The following is a true story.
Growing up we begged my parents for a dog. When I was 10 they finally caved and we got cockapoo (1/4 cocker spaniel, 3/4 poodle mix). We loved her! Yet every time the dog misbehaved my father, a biochemist at NIH, threatened to take her to work and that would be the end of her. Of course we lived in fear of this somewhat (but not really) idle threat.
Year's later, when our dog was quite old, our neighbors, the Brown's cat O.C. (short for "Outside Cat"), a large tortoise-shell cat was getting pretty old, her quality of life began to degrade. Mrs. Brown asked if my father could put her down. My father, being a straight-forward-no-nonsense-because-I-grew-up-in-Montana-where-there-are-no-such-things-as-pets-and-men-are-men kind of man, agreed to take the cat into work. Thanks to a heafty shot of potassium, O.C. went to a happier place where she could catch and eat songbirds to her heart's content.
A few months later the Brown's beloved cat "Smokey", a 17-year-old black and white indoor cat became quite ill. It was time to say goodbye. Too upset by the situation, Mrs. Brown sent her son Hampton over with Smokey and a black and white shoebox. As Hamp held Smokey, my father gave her the necessary injection and she went to sleep. Afterwards my father asked what the box was for? Hamp replied, "For the ashes." Off to NIH my father went with the body of Smokey as a tribute to the incinerator at work in the trunk of the car.

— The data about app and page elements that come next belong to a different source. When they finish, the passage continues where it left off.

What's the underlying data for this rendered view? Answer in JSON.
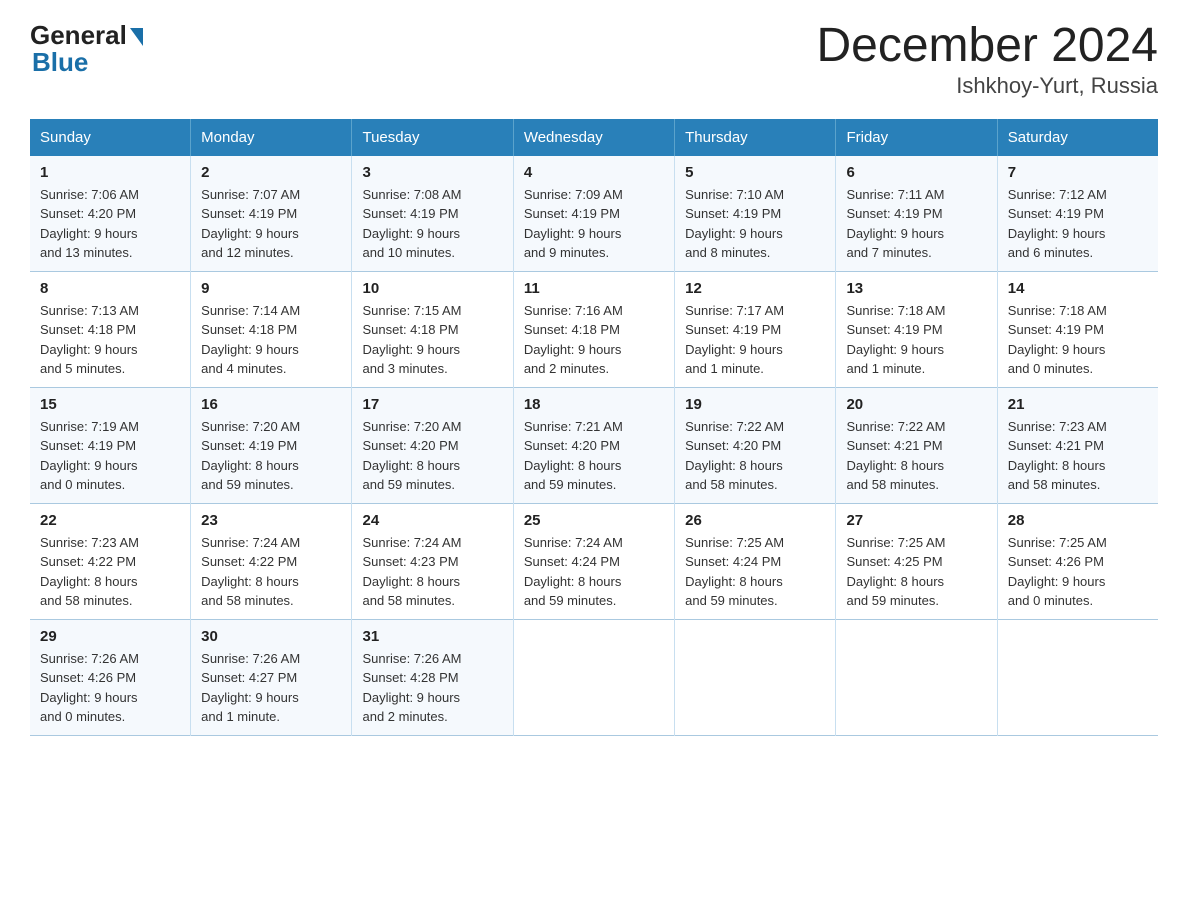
{
  "logo": {
    "general": "General",
    "blue": "Blue"
  },
  "title": "December 2024",
  "subtitle": "Ishkhoy-Yurt, Russia",
  "days_header": [
    "Sunday",
    "Monday",
    "Tuesday",
    "Wednesday",
    "Thursday",
    "Friday",
    "Saturday"
  ],
  "weeks": [
    [
      {
        "num": "1",
        "sunrise": "7:06 AM",
        "sunset": "4:20 PM",
        "daylight": "9 hours and 13 minutes."
      },
      {
        "num": "2",
        "sunrise": "7:07 AM",
        "sunset": "4:19 PM",
        "daylight": "9 hours and 12 minutes."
      },
      {
        "num": "3",
        "sunrise": "7:08 AM",
        "sunset": "4:19 PM",
        "daylight": "9 hours and 10 minutes."
      },
      {
        "num": "4",
        "sunrise": "7:09 AM",
        "sunset": "4:19 PM",
        "daylight": "9 hours and 9 minutes."
      },
      {
        "num": "5",
        "sunrise": "7:10 AM",
        "sunset": "4:19 PM",
        "daylight": "9 hours and 8 minutes."
      },
      {
        "num": "6",
        "sunrise": "7:11 AM",
        "sunset": "4:19 PM",
        "daylight": "9 hours and 7 minutes."
      },
      {
        "num": "7",
        "sunrise": "7:12 AM",
        "sunset": "4:19 PM",
        "daylight": "9 hours and 6 minutes."
      }
    ],
    [
      {
        "num": "8",
        "sunrise": "7:13 AM",
        "sunset": "4:18 PM",
        "daylight": "9 hours and 5 minutes."
      },
      {
        "num": "9",
        "sunrise": "7:14 AM",
        "sunset": "4:18 PM",
        "daylight": "9 hours and 4 minutes."
      },
      {
        "num": "10",
        "sunrise": "7:15 AM",
        "sunset": "4:18 PM",
        "daylight": "9 hours and 3 minutes."
      },
      {
        "num": "11",
        "sunrise": "7:16 AM",
        "sunset": "4:18 PM",
        "daylight": "9 hours and 2 minutes."
      },
      {
        "num": "12",
        "sunrise": "7:17 AM",
        "sunset": "4:19 PM",
        "daylight": "9 hours and 1 minute."
      },
      {
        "num": "13",
        "sunrise": "7:18 AM",
        "sunset": "4:19 PM",
        "daylight": "9 hours and 1 minute."
      },
      {
        "num": "14",
        "sunrise": "7:18 AM",
        "sunset": "4:19 PM",
        "daylight": "9 hours and 0 minutes."
      }
    ],
    [
      {
        "num": "15",
        "sunrise": "7:19 AM",
        "sunset": "4:19 PM",
        "daylight": "9 hours and 0 minutes."
      },
      {
        "num": "16",
        "sunrise": "7:20 AM",
        "sunset": "4:19 PM",
        "daylight": "8 hours and 59 minutes."
      },
      {
        "num": "17",
        "sunrise": "7:20 AM",
        "sunset": "4:20 PM",
        "daylight": "8 hours and 59 minutes."
      },
      {
        "num": "18",
        "sunrise": "7:21 AM",
        "sunset": "4:20 PM",
        "daylight": "8 hours and 59 minutes."
      },
      {
        "num": "19",
        "sunrise": "7:22 AM",
        "sunset": "4:20 PM",
        "daylight": "8 hours and 58 minutes."
      },
      {
        "num": "20",
        "sunrise": "7:22 AM",
        "sunset": "4:21 PM",
        "daylight": "8 hours and 58 minutes."
      },
      {
        "num": "21",
        "sunrise": "7:23 AM",
        "sunset": "4:21 PM",
        "daylight": "8 hours and 58 minutes."
      }
    ],
    [
      {
        "num": "22",
        "sunrise": "7:23 AM",
        "sunset": "4:22 PM",
        "daylight": "8 hours and 58 minutes."
      },
      {
        "num": "23",
        "sunrise": "7:24 AM",
        "sunset": "4:22 PM",
        "daylight": "8 hours and 58 minutes."
      },
      {
        "num": "24",
        "sunrise": "7:24 AM",
        "sunset": "4:23 PM",
        "daylight": "8 hours and 58 minutes."
      },
      {
        "num": "25",
        "sunrise": "7:24 AM",
        "sunset": "4:24 PM",
        "daylight": "8 hours and 59 minutes."
      },
      {
        "num": "26",
        "sunrise": "7:25 AM",
        "sunset": "4:24 PM",
        "daylight": "8 hours and 59 minutes."
      },
      {
        "num": "27",
        "sunrise": "7:25 AM",
        "sunset": "4:25 PM",
        "daylight": "8 hours and 59 minutes."
      },
      {
        "num": "28",
        "sunrise": "7:25 AM",
        "sunset": "4:26 PM",
        "daylight": "9 hours and 0 minutes."
      }
    ],
    [
      {
        "num": "29",
        "sunrise": "7:26 AM",
        "sunset": "4:26 PM",
        "daylight": "9 hours and 0 minutes."
      },
      {
        "num": "30",
        "sunrise": "7:26 AM",
        "sunset": "4:27 PM",
        "daylight": "9 hours and 1 minute."
      },
      {
        "num": "31",
        "sunrise": "7:26 AM",
        "sunset": "4:28 PM",
        "daylight": "9 hours and 2 minutes."
      },
      null,
      null,
      null,
      null
    ]
  ],
  "labels": {
    "sunrise": "Sunrise:",
    "sunset": "Sunset:",
    "daylight": "Daylight:"
  }
}
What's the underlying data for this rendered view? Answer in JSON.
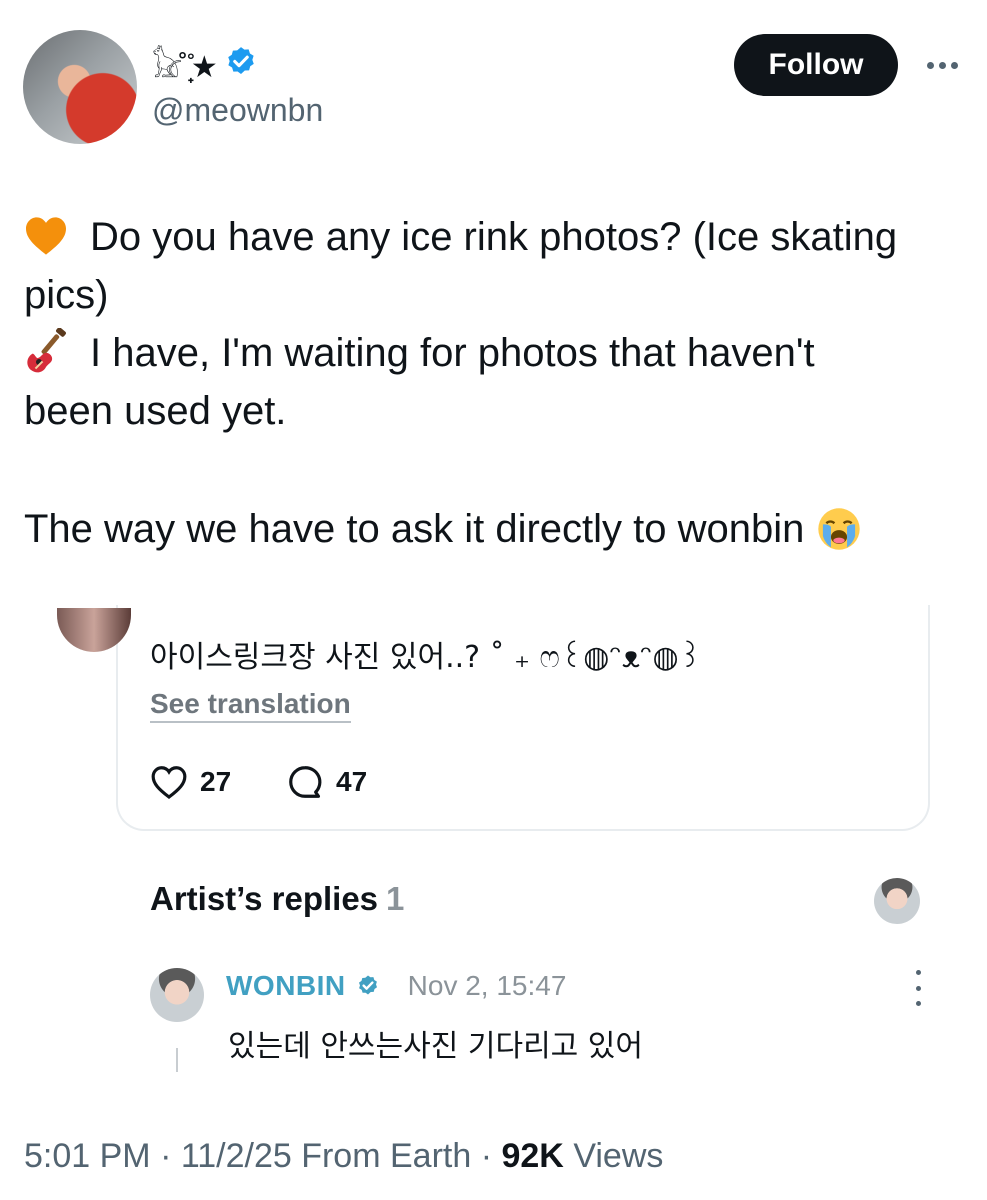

When he got home after work my mother asked him where the ashes were. My father said, "There are no ashes. Do you really think I was going to dig through the incinerator ash for some damn cat's remains?" My mother calmly replied, "Well, the Browns are expecting ashes." Without thinking twice, my father took the shoebox, went directly to the familyroom fireplace and started shoveling the remain's of the winter's last fire into the shoebox. When the box seemed heavy enough, he took a roll of packing tape and secured the box as thoroughly as possible. The Browns solemnly accepted the box later that evening and nothing more was ever said.
Sometimes, when I miss Bodger I shake his wooden box and hear the soft rattle of the ashes inside. Comforted by the sounds I wonder...